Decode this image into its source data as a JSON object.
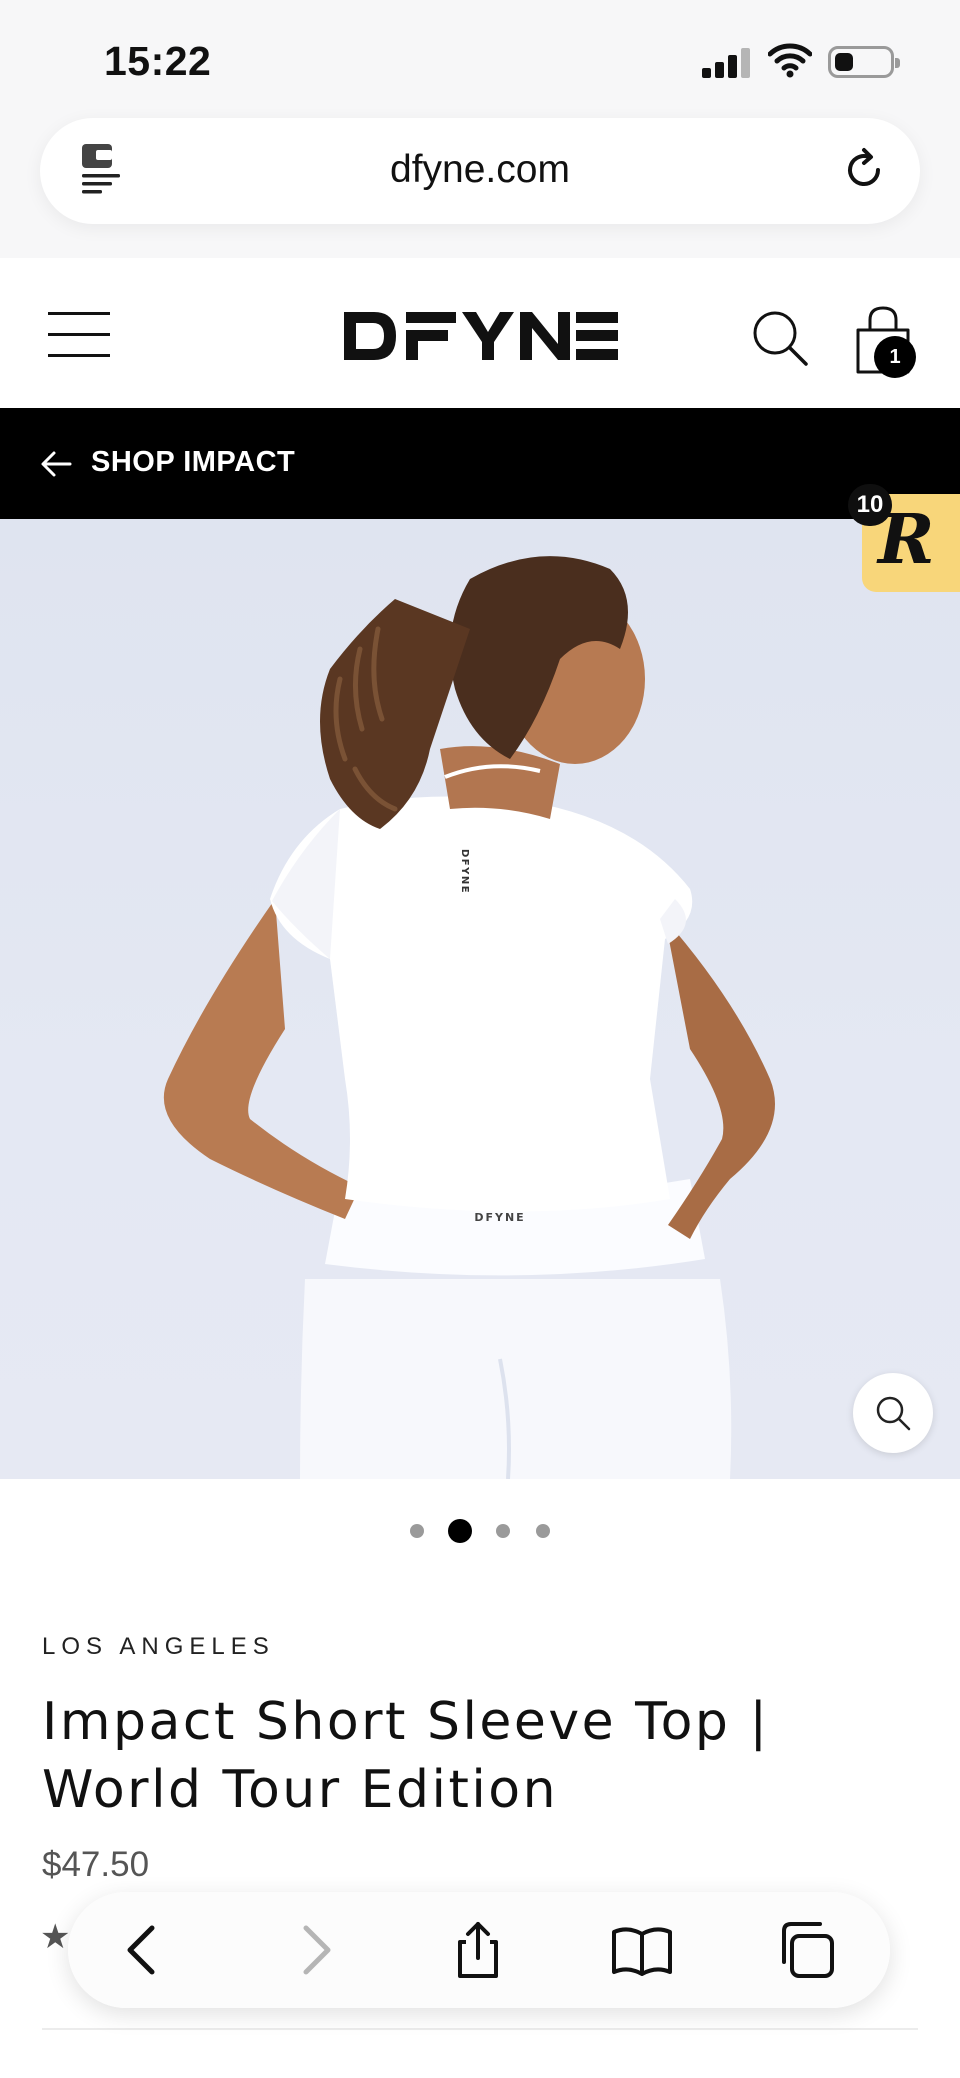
{
  "status_bar": {
    "time": "15:22"
  },
  "browser": {
    "url": "dfyne.com"
  },
  "header": {
    "logo_text": "DFYNE",
    "cart_count": "1"
  },
  "back_link": {
    "label": "SHOP IMPACT"
  },
  "rewards": {
    "count": "10",
    "letter": "R"
  },
  "gallery": {
    "total_images": 4,
    "active_index": 1
  },
  "product": {
    "brand": "LOS ANGELES",
    "title": "Impact Short Sleeve Top | World Tour Edition",
    "price": "$47.50"
  },
  "icons": {
    "status": [
      "signal-icon",
      "wifi-icon",
      "battery-icon"
    ],
    "address_bar": [
      "extension-icon",
      "reload-icon"
    ],
    "header": [
      "menu-icon",
      "search-icon",
      "cart-icon"
    ],
    "image": [
      "zoom-icon"
    ],
    "toolbar": [
      "back-icon",
      "forward-icon",
      "share-icon",
      "bookmarks-icon",
      "tabs-icon"
    ]
  },
  "colors": {
    "strip": "#000000",
    "rewards_badge": "#f8d67a",
    "image_bg": "#e2e6f2"
  }
}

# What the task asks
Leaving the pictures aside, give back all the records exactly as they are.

# Response box
Decode this image into its source data as a JSON object.
{
  "status_bar": {
    "time": "15:22"
  },
  "browser": {
    "url": "dfyne.com"
  },
  "header": {
    "logo_text": "DFYNE",
    "cart_count": "1"
  },
  "back_link": {
    "label": "SHOP IMPACT"
  },
  "rewards": {
    "count": "10",
    "letter": "R"
  },
  "gallery": {
    "total_images": 4,
    "active_index": 1
  },
  "product": {
    "brand": "LOS ANGELES",
    "title": "Impact Short Sleeve Top | World Tour Edition",
    "price": "$47.50"
  },
  "icons": {
    "status": [
      "signal-icon",
      "wifi-icon",
      "battery-icon"
    ],
    "address_bar": [
      "extension-icon",
      "reload-icon"
    ],
    "header": [
      "menu-icon",
      "search-icon",
      "cart-icon"
    ],
    "image": [
      "zoom-icon"
    ],
    "toolbar": [
      "back-icon",
      "forward-icon",
      "share-icon",
      "bookmarks-icon",
      "tabs-icon"
    ]
  },
  "colors": {
    "strip": "#000000",
    "rewards_badge": "#f8d67a",
    "image_bg": "#e2e6f2"
  }
}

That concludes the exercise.